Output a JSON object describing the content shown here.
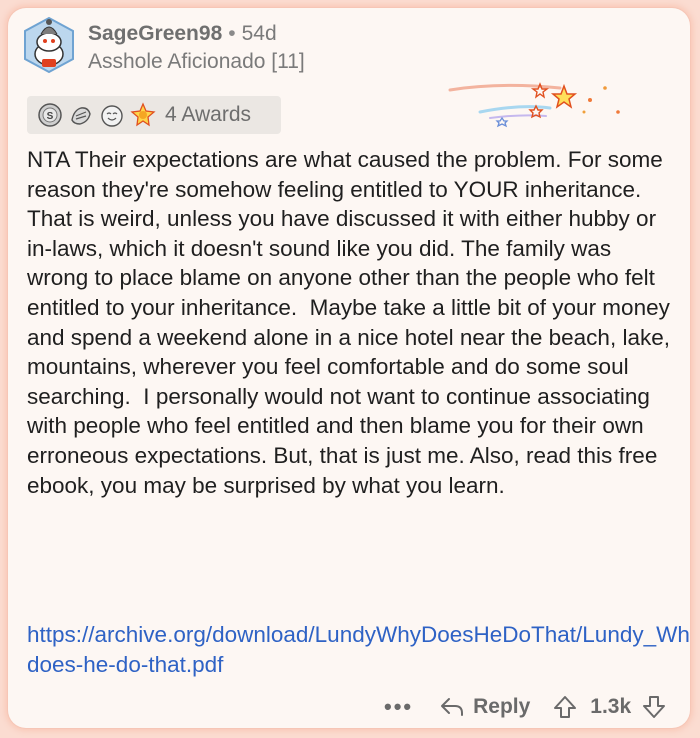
{
  "comment": {
    "username": "SageGreen98",
    "age": "54d",
    "separator": "•",
    "flair": "Asshole Aficionado [11]",
    "awards": {
      "label": "4 Awards",
      "icons": [
        "silver-award-icon",
        "helpful-hand-award-icon",
        "wholesome-face-award-icon",
        "starstruck-award-icon"
      ]
    },
    "body": "NTA Their expectations are what caused the problem. For some reason they're somehow feeling entitled to YOUR inheritance. That is weird, unless you have discussed it with either hubby or in-laws, which it doesn't sound like you did. The family was wrong to place blame on anyone other than the people who felt entitled to your inheritance.  Maybe take a little bit of your money and spend a weekend alone in a nice hotel near the beach, lake, mountains, wherever you feel comfortable and do some soul searching.  I personally would not want to continue associating with people who feel entitled and then blame you for their own erroneous expectations. But, that is just me. Also, read this free ebook, you may be surprised by what you learn.",
    "link": "https://archive.org/download/LundyWhyDoesHeDoThat/Lundy_Why-does-he-do-that.pdf"
  },
  "actions": {
    "more": "•••",
    "reply": "Reply",
    "votes": "1.3k"
  },
  "colors": {
    "background": "#fbdcd1",
    "card": "#fdf7f3",
    "link": "#2e62c5",
    "text": "#1f1f1f",
    "muted": "#6f6f6f"
  }
}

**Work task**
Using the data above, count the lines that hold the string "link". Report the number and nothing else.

**Response below**
2